Building a sales culture and creating a culture of exceptional customer service are closely linked; but they are not the same. In fact, great customer service is a vital subset of a great sales culture – two processes that fuel one another. You cannot truly have one without the other.
One of the basic guidelines of sales culture is that everyone impacts the customer whether they know it or not, and it happens all the time.
A sales culture means that everyone’s in sales, and everyone knows the way in which what they do helps a customer say “yes.” Regardless of the position you hold in a company, you do something every single day that has a systemic (and in some cases direct) impact on a customer’s decision to do business with you. This is a proactive and conscious belief system that you and the organization uphold. It is built on a foundation of trust that begins with the CEO conveying a culture that every employee matters, and acknowledging that creating a happy customer is not easy.
Everyone has their own examples of when they received both extraordinary and subpar customer service. Southwest Airlines is an excellent example of an organization that employs a sales culture and also provides exceptional customer service; turning profits while making their customers happy along the way. On the other hand, some businesses seem more than willing to sacrifice long-term (and potentially lifetime) customers for that quarter’s metrics or stats sheet.
So, what is the relationship between a great sales culture and a culture of great customer service? They are very tied to each other in several ways.
1. Customer service is about making sure clients are happy before and after a purchase, and that’s why people come back. Right? Delivering great customer service and taking care of issues and complaints is a big reason for repeat purchases and increased sales. Everyone who comes into contact with clients and customers has a role in making them happy. It’s not just the front line person who owns customer service. Everyone does. That demonstrates that everyone’s in sales – sales culture.
2. Metrics are not customer service, and they are not sales culture. Yes, things have to be measured so people can fill out some form and can say, “I did it.” Cool. What exactly did you do? Congratulations that you beat some arbitrary metric that says you delivered good service. The real measure of customer service is the proactive behavior that occurs when employees know how their actions impact the client, the way in which their actions lead to more sales, and when they take the time to build the bridge between what they did and how it had a positive effect. That takes time and a proactive attitude of showing people that what they did makes people want to come back.
3. Customer service is so MUCH more than answering the phone nicely or being measured on how quickly one responds to a client’s problem.
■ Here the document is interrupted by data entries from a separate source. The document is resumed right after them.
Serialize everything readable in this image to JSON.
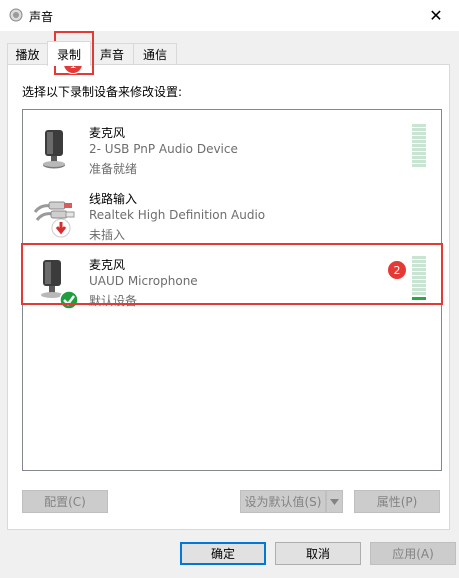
{
  "window": {
    "title": "声音",
    "close_glyph": "✕"
  },
  "tabs": [
    {
      "label": "播放",
      "active": false
    },
    {
      "label": "录制",
      "active": true
    },
    {
      "label": "声音",
      "active": false
    },
    {
      "label": "通信",
      "active": false
    }
  ],
  "instruction": "选择以下录制设备来修改设置:",
  "devices": [
    {
      "name": "麦克风",
      "description": "2- USB PnP Audio Device",
      "status": "准备就绪",
      "icon": "microphone-icon",
      "level": 0
    },
    {
      "name": "线路输入",
      "description": "Realtek High Definition Audio",
      "status": "未插入",
      "icon": "line-in-jack-icon",
      "level": 0
    },
    {
      "name": "麦克风",
      "description": "UAUD Microphone",
      "status": "默认设备",
      "icon": "microphone-icon",
      "level": 0.05,
      "default": true
    }
  ],
  "buttons": {
    "configure": "配置(C)",
    "set_default": "设为默认值(S)",
    "properties": "属性(P)",
    "ok": "确定",
    "cancel": "取消",
    "apply": "应用(A)"
  },
  "annotations": [
    "1",
    "2"
  ],
  "colors": {
    "annotation": "#e53935",
    "meter_empty": "#c9e4d3",
    "meter_active": "#27a844",
    "default_check": "#1e9e3e",
    "unplugged_arrow": "#d32f2f"
  }
}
Customer service is about knowing that when a sterling level of service happens, it has a systemic effect on the company and the customer, who remembers it and buys more. One of the basic guidelines of sales culture is that everyone impacts the customer whether they know it or not, and it happens all the time. People need to be encouraged to recognize this fact and point it out every day.
4. Making clients happy takes a team. Your virtual sales team – those who work behind the scenes to solve problems – are the sales culture anchor. Knowing where to turn in the event of an issue arising means getting to the client quickly and correctly. When a company transfers customers to “the next person who can fix this” it creates a massive gap in effectiveness and efficiency, and can leave customers angry – which hurts business. When you foster a sales culture, your employees realize their value is not merely tied to their title. They are people with a value proposition who can truly articulate what they do and know what others do, as well.
5. A great sales culture builds a better company, better products and creates more satisfied clients. The people delivering customer service have a direct impact on the clients’ desire to make referrals. When was the last time you received a positive referral because of a lapse in customer service?
6. It’s all about the mindset. Building a sales culture and a customer service culture starts and ends with the core belief that this is about a mindset; not a book, guide or manual. It’s not a flowchart. Delivering the right stuff means your staff has a mentality to do the best and right thing and not feel forced to do it. You can’t make someone have the right mindset, but you can encourage, train and motivate people to use their best and bring the right attitude to the job every day.
So, you see that sales culture and customer service work hand-in-hand. Sales culture and customer service are not the byproducts of a spreadsheet that shows some details that need to be fixed reactively. The principles and building blocks of sales culture are alive and well in the workings of highly successful customer service departments. We are all in sales, and we are all in customer service because we all have a chance to make a client happy, more satisfied, and a strong referral source for future business.
Todd Cohen, CSP is an accomplished and sought-after speaker, sales culture expert and author of Everyone’s in Sales and Everyone’s in Sales; STOP Apologizing. Todd’s dynamic and motivational presentations are based on the foundation that regardless of career path or position, everyone is a salesperson. Since 1984, he has led sales teams to deliver more than $850 million in revenue for leading companies including Xerox and Thomson-Reuters. For more info, visit ToddCohen.com.
Copyright 2016 ist Magazine